§ Problem: State, as a single number, how many lines in the data below contain "значения".

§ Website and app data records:
►

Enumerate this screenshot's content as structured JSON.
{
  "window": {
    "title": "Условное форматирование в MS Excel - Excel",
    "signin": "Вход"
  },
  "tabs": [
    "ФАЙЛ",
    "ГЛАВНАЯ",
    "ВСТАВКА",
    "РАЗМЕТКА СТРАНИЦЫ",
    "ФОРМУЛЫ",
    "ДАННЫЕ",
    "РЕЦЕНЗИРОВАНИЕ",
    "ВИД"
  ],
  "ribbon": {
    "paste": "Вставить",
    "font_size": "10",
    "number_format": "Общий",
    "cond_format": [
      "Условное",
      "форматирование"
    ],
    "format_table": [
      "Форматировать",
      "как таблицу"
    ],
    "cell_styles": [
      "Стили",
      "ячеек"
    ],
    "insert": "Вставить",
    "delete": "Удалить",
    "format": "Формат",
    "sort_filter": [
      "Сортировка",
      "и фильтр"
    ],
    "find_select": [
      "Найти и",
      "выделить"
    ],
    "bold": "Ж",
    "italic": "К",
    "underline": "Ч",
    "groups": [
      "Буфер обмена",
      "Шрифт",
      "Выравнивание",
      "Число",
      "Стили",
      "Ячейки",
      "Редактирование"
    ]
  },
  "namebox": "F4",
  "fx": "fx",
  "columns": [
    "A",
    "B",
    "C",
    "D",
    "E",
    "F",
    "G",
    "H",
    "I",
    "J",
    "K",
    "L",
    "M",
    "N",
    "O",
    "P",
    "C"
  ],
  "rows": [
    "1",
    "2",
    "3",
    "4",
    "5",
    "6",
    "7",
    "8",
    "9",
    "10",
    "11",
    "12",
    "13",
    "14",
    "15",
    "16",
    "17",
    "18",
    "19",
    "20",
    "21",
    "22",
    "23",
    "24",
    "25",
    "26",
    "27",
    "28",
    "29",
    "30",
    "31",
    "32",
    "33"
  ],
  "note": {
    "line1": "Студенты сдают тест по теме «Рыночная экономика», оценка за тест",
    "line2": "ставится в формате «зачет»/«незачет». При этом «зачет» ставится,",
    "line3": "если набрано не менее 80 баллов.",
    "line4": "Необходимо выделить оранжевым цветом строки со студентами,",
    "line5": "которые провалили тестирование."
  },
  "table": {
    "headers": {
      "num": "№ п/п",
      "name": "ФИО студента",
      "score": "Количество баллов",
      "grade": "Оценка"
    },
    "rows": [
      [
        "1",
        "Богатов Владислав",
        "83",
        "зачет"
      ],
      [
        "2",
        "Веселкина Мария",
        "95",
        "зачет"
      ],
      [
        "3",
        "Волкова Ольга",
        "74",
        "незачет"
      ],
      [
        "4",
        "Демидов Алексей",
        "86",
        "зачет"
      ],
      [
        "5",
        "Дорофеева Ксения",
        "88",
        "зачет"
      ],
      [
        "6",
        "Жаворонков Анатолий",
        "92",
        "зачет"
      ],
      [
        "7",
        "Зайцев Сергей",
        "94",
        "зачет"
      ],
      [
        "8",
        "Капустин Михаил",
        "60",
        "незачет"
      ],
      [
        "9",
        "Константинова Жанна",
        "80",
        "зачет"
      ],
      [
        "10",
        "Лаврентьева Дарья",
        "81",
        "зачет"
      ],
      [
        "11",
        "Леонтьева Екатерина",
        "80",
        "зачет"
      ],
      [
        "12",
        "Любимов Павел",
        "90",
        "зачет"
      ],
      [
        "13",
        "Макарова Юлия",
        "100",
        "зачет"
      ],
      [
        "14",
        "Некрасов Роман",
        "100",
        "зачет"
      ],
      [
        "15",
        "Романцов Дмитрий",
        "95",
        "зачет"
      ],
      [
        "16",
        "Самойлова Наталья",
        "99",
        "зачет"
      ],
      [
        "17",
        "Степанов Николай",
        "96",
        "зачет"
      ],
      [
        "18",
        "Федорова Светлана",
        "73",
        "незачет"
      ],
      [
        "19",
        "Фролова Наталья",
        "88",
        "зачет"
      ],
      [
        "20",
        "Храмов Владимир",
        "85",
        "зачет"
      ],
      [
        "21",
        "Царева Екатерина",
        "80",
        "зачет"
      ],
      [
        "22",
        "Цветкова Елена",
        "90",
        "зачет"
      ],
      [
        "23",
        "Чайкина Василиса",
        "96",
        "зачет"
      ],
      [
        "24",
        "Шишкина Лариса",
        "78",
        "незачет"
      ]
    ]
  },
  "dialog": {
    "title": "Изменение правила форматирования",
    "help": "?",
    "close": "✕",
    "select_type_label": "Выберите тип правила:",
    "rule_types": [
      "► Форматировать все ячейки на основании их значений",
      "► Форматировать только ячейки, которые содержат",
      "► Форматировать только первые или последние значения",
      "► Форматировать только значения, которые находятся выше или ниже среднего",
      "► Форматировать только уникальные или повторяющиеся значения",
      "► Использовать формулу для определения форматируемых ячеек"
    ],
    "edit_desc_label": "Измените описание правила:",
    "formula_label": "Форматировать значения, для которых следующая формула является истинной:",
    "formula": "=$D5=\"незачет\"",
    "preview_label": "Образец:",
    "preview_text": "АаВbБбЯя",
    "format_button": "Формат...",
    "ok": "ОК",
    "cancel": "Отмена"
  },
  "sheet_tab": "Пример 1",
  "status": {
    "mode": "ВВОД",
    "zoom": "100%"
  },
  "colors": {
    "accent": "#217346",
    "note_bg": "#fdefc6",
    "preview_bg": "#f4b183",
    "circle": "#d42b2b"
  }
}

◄

§ Response: 4